PCRM President Reports Findings About the Dopamine Receptor Gene
Some people have a particularly hard time giving up unhealthy foods. While compiling preliminary results from PCRM’s diabetes study, lead researcher Neal Barnard, M.D., made an intriguing discovery about the interaction of genes, food, and health that may help explain why.
Nearly half the diabetes patients participating in the study carried the DRD2 A1 gene, a variant that results in fewer dopamine receptors on brain cells. Scientists have long theorized that people with this gene are more susceptible to overeating, smoking, and other unhealthful behaviors because these activities provide needed dopamine stimulation for their brains. This gene is prevalent in only about one-quarter of the general population.
Dr. Barnard also discovered that this gene seems to affect how well people do on their diets. Half the people in PCRM’s study are on a low-fat vegan diet; the other half are following the more traditional American Diabetes Association diet.
Dr. Barnard found that those with normal brain function on the vegan diet did dramatically better than those on the ADA diet. Those with the gene for fewer dopamine receptors got poorer results on both diets, although they did slightly better on the vegan diet.
PCRM’s research has shown that for many people—particularly those with normal brain function—it is easier to simply leave unhealthy foods aside, as a vegan diet does, rather than asking dieters to moderate their use, as the ADA diet does.
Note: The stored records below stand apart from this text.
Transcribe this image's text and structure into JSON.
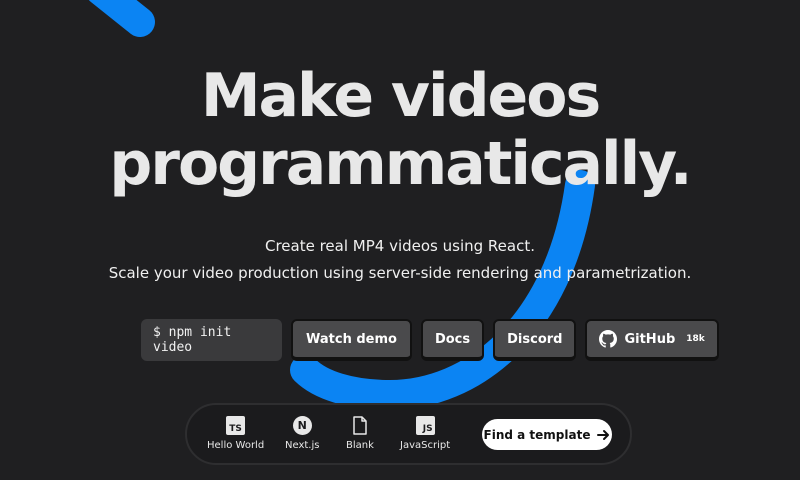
{
  "hero": {
    "line1": "Make videos",
    "line2": "programmatically."
  },
  "subtitle": {
    "line1": "Create real MP4 videos using React.",
    "line2": "Scale your video production using server-side rendering and parametrization."
  },
  "actions": {
    "command": "$ npm init video",
    "watch_demo": "Watch demo",
    "docs": "Docs",
    "discord": "Discord",
    "github": "GitHub",
    "github_stars": "18k"
  },
  "templates": {
    "items": [
      {
        "label": "Hello World",
        "icon": "typescript-icon",
        "icon_text": "TS"
      },
      {
        "label": "Next.js",
        "icon": "nextjs-icon",
        "icon_text": "N"
      },
      {
        "label": "Blank",
        "icon": "file-icon",
        "icon_text": ""
      },
      {
        "label": "JavaScript",
        "icon": "javascript-icon",
        "icon_text": "JS"
      }
    ],
    "find_label": "Find a template"
  },
  "colors": {
    "background": "#1f1f21",
    "accent_blue": "#0b84f3",
    "button_bg": "#4a4a4c",
    "title_text": "#e8e8e8"
  }
}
Dr. Barnard presented these findings at the American Diabetes Association scientific meeting on June 10 in San Diego. See the next issue of Good Medicine for a longer report.